[Records from a collection]

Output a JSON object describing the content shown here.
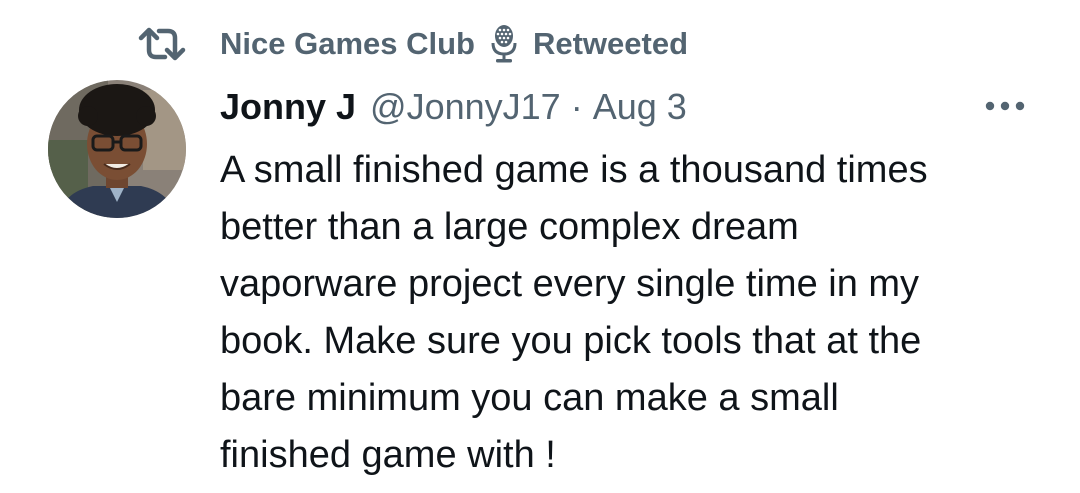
{
  "social_context": {
    "retweeter": "Nice Games Club",
    "action": "Retweeted",
    "icons": [
      "retweet-icon",
      "microphone-icon"
    ]
  },
  "tweet": {
    "display_name": "Jonny J",
    "handle": "@JonnyJ17",
    "separator": "·",
    "date": "Aug 3",
    "text": "A small finished game is a thousand times\nbetter than a large complex dream\nvaporware project every single time in my\nbook. Make sure you pick tools that at the\nbare minimum you can make a small\nfinished game with !",
    "more_icon": "more-icon"
  },
  "colors": {
    "text_primary": "#0f1419",
    "text_secondary": "#536471",
    "background": "#ffffff"
  }
}
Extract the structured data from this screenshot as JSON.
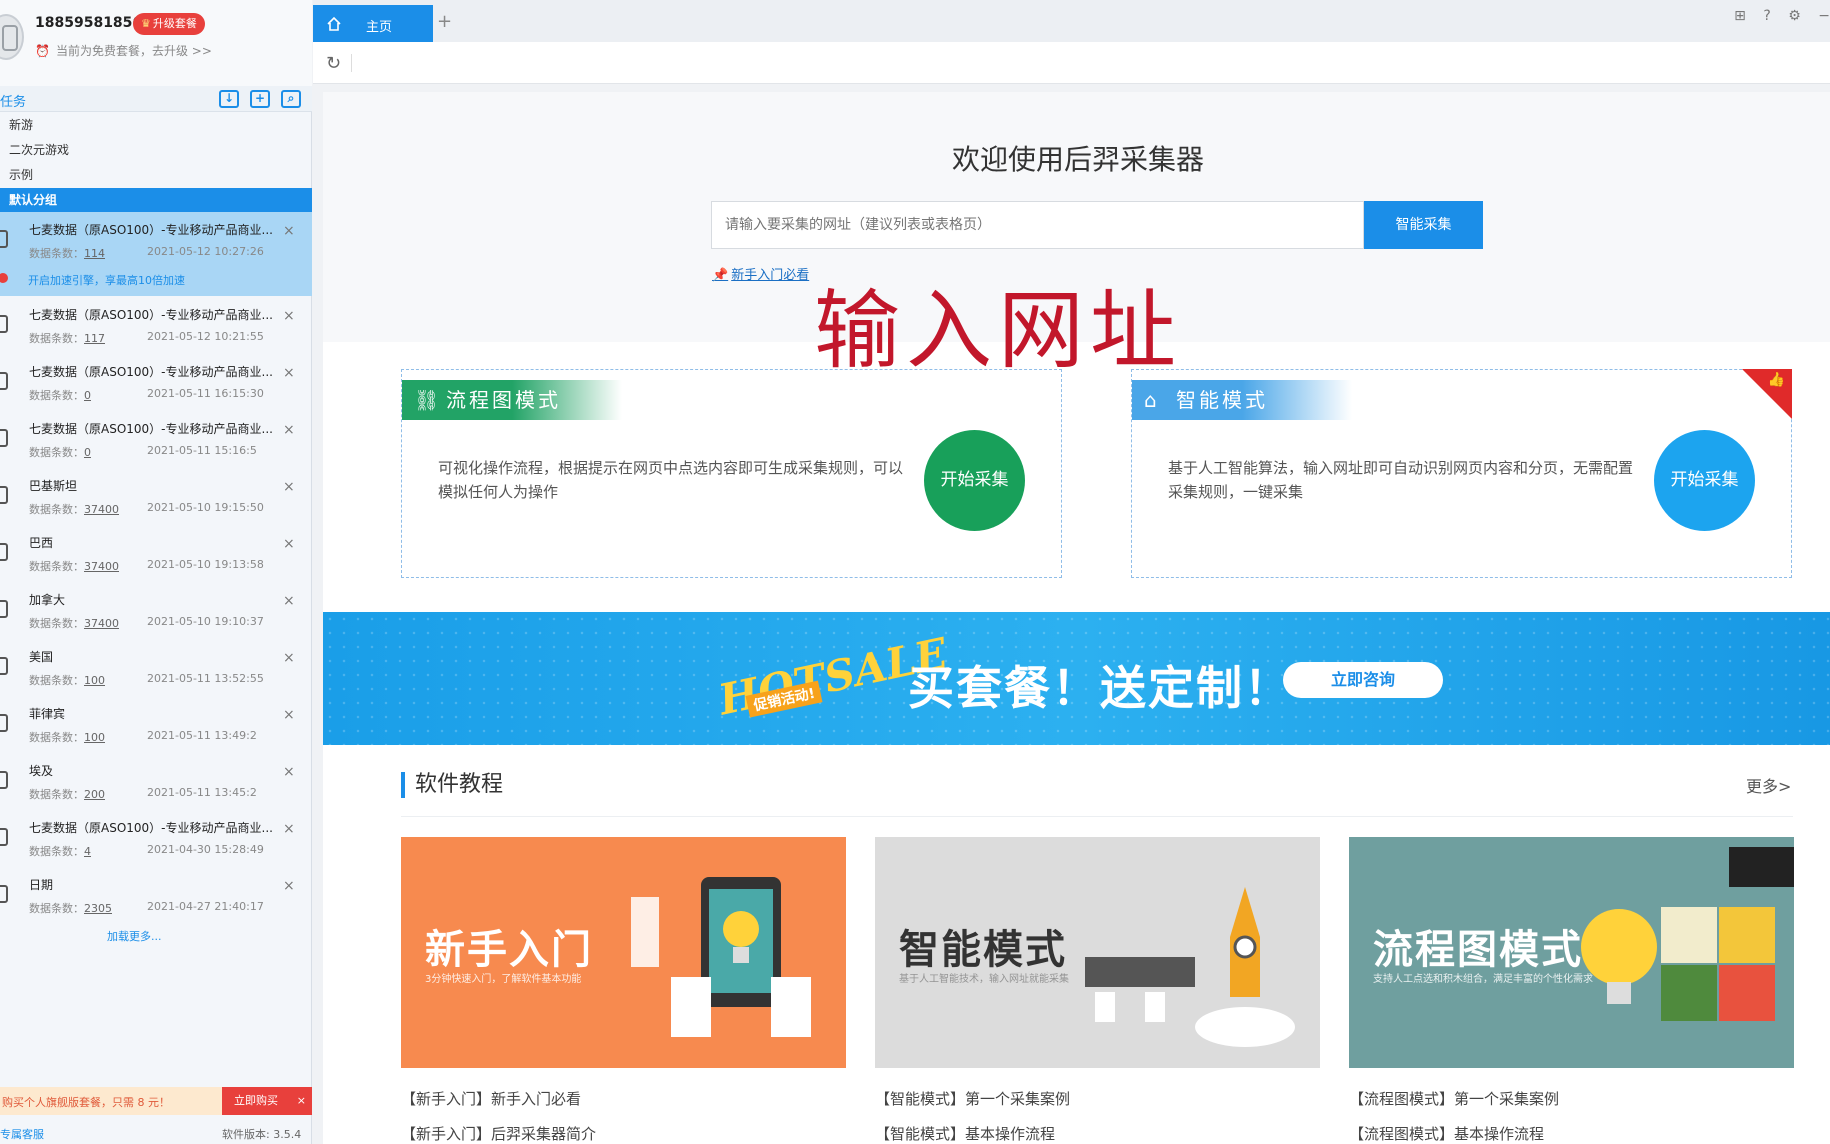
{
  "user": {
    "phone": "18859581856",
    "upgrade_label": "升级套餐",
    "plan_text": "当前为免费套餐，去升级 >>"
  },
  "sidebar": {
    "task_title": "任务",
    "groups": [
      "新游",
      "二次元游戏",
      "示例",
      "默认分组"
    ],
    "count_label": "数据条数：",
    "accel_text": "开启加速引擎，享最高10倍加速",
    "tasks": [
      {
        "name": "七麦数据（原ASO100）-专业移动产品商业...",
        "count": "114",
        "date": "2021-05-12 10:27:26"
      },
      {
        "name": "七麦数据（原ASO100）-专业移动产品商业...",
        "count": "117",
        "date": "2021-05-12 10:21:55"
      },
      {
        "name": "七麦数据（原ASO100）-专业移动产品商业...",
        "count": "0",
        "date": "2021-05-11 16:15:30"
      },
      {
        "name": "七麦数据（原ASO100）-专业移动产品商业...",
        "count": "0",
        "date": "2021-05-11 15:16:5"
      },
      {
        "name": "巴基斯坦",
        "count": "37400",
        "date": "2021-05-10 19:15:50"
      },
      {
        "name": "巴西",
        "count": "37400",
        "date": "2021-05-10 19:13:58"
      },
      {
        "name": "加拿大",
        "count": "37400",
        "date": "2021-05-10 19:10:37"
      },
      {
        "name": "美国",
        "count": "100",
        "date": "2021-05-11 13:52:55"
      },
      {
        "name": "菲律宾",
        "count": "100",
        "date": "2021-05-11 13:49:2"
      },
      {
        "name": "埃及",
        "count": "200",
        "date": "2021-05-11 13:45:2"
      },
      {
        "name": "七麦数据（原ASO100）-专业移动产品商业...",
        "count": "4",
        "date": "2021-04-30 15:28:49"
      },
      {
        "name": "日期",
        "count": "2305",
        "date": "2021-04-27 21:40:17"
      }
    ],
    "load_more": "加载更多...",
    "promo_text": "购买个人旗舰版套餐，只需 8 元！",
    "promo_button": "立即购买",
    "service_link": "专属客服",
    "version": "软件版本: 3.5.4"
  },
  "tabs": {
    "home_label": "主页",
    "add_symbol": "+"
  },
  "window_icons": [
    "gift-icon",
    "help-icon",
    "settings-icon",
    "minimize-icon"
  ],
  "main": {
    "welcome_title": "欢迎使用后羿采集器",
    "url_placeholder": "请输入要采集的网址（建议列表或表格页）",
    "smart_button": "智能采集",
    "newbie_link": "新手入门必看",
    "overlay_caption": "输入网址",
    "modes": [
      {
        "title": "流程图模式",
        "desc": "可视化操作流程，根据提示在网页中点选内容即可生成采集规则，可以模拟任何人为操作",
        "button": "开始采集",
        "color": "#18a05a"
      },
      {
        "title": "智能模式",
        "desc": "基于人工智能算法，输入网址即可自动识别网页内容和分页，无需配置采集规则，一键采集",
        "button": "开始采集",
        "color": "#1ca4ef"
      }
    ],
    "banner": {
      "hot": "HOTSALE",
      "tag": "促销活动!",
      "slogan": "买套餐！送定制！",
      "button": "立即咨询"
    },
    "tutorial_section": {
      "title": "软件教程",
      "more": "更多>",
      "cards": [
        {
          "title": "新手入门",
          "subtitle": "3分钟快速入门，了解软件基本功能"
        },
        {
          "title": "智能模式",
          "subtitle": "基于人工智能技术，输入网址就能采集"
        },
        {
          "title": "流程图模式",
          "subtitle": "支持人工点选和积木组合，满足丰富的个性化需求"
        }
      ],
      "links": [
        [
          "【新手入门】新手入门必看",
          "【新手入门】后羿采集器简介"
        ],
        [
          "【智能模式】第一个采集案例",
          "【智能模式】基本操作流程"
        ],
        [
          "【流程图模式】第一个采集案例",
          "【流程图模式】基本操作流程"
        ]
      ]
    }
  }
}
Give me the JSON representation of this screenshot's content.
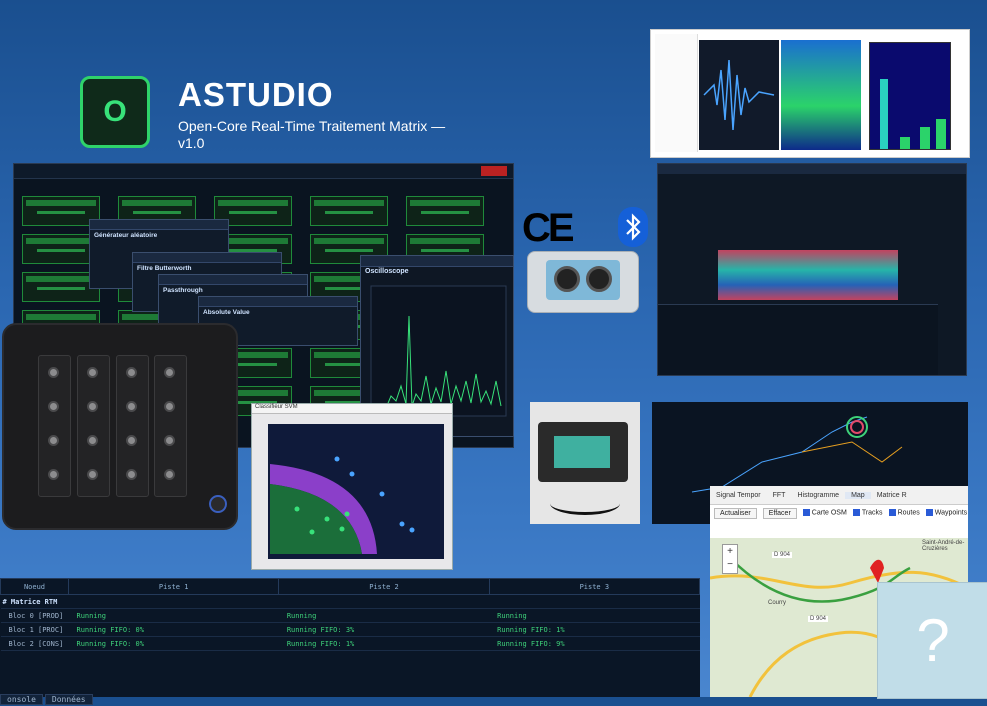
{
  "brand": {
    "logo_letter": "O",
    "title": "ASTUDIO",
    "subtitle": "Open-Core Real-Time Traitement Matrix —\nv1.0"
  },
  "matrix_window": {
    "popups": [
      {
        "title": "Générateur aléatoire"
      },
      {
        "title": "Filtre Butterworth"
      },
      {
        "title": "Passthrough"
      },
      {
        "title": "Absolute Value"
      }
    ],
    "oscilloscope_title": "Oscilloscope",
    "scatter_title": "Classifieur SVM"
  },
  "console": {
    "headers": [
      "Noeud",
      "Piste 1",
      "Piste 2",
      "Piste 3"
    ],
    "group_label": "# Matrice RTM",
    "rows": [
      {
        "node": "Bloc 0  [PROD]",
        "p1": "Running",
        "p2": "Running",
        "p3": "Running"
      },
      {
        "node": "Bloc 1  [PROC]",
        "p1": "Running  FIFO:  0%",
        "p2": "Running  FIFO:  3%",
        "p3": "Running  FIFO:  1%"
      },
      {
        "node": "Bloc 2  [CONS]",
        "p1": "Running  FIFO:  0%",
        "p2": "Running  FIFO:  1%",
        "p3": "Running  FIFO:  9%"
      }
    ],
    "tabs": [
      "onsole",
      "Données"
    ]
  },
  "badges": {
    "ce": "CE"
  },
  "map_window": {
    "tabs": [
      "Signal Tempor",
      "FFT",
      "Histogramme",
      "Map",
      "Matrice R"
    ],
    "tools": {
      "refresh": "Actualiser",
      "clear": "Effacer",
      "layers": [
        "Carte OSM",
        "Tracks",
        "Routes",
        "Waypoints"
      ]
    },
    "place_labels": [
      "Saint-André-de-Cruzières",
      "Courry",
      "D 904",
      "D 904"
    ]
  },
  "placeholder_mark": "?",
  "colors": {
    "accent_green": "#2fd36a",
    "background_top": "#1a4f8f",
    "bluetooth": "#1560d8"
  }
}
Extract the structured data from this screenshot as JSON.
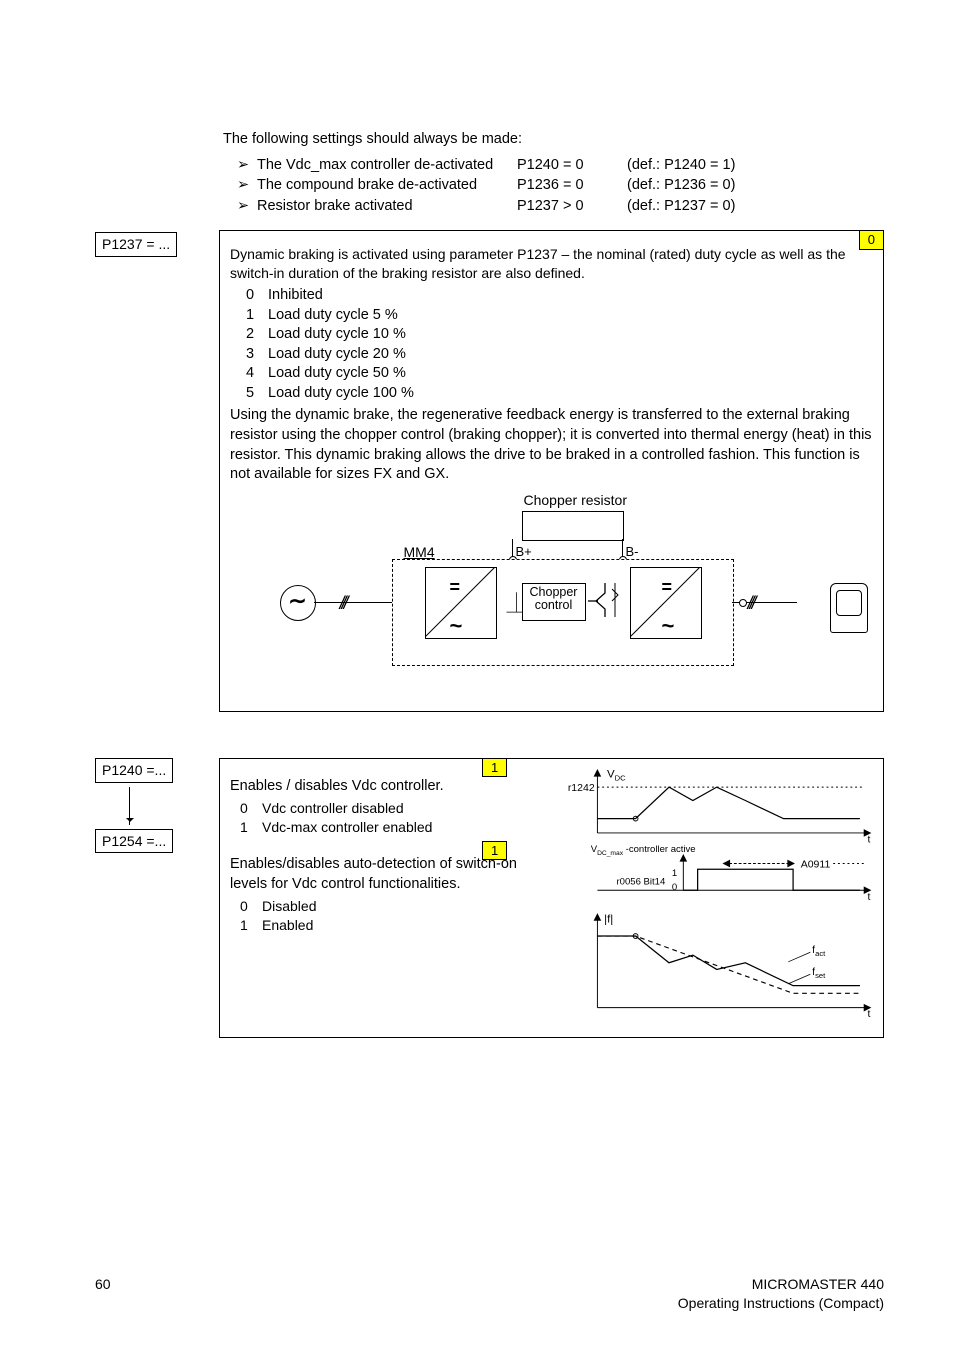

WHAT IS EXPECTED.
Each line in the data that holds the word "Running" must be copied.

WRITTEN RESPONSE.
        "p1": "Running",
        "p2": "Running",
        "p3": "Running"
        "p1": "Running  FIFO:  0%",
        "p2": "Running  FIFO:  3%",
        "p3": "Running  FIFO:  1%"
        "p1": "Running  FIFO:  0%",
        "p2": "Running  FIFO:  1%",
        "p3": "Running  FIFO:  9%"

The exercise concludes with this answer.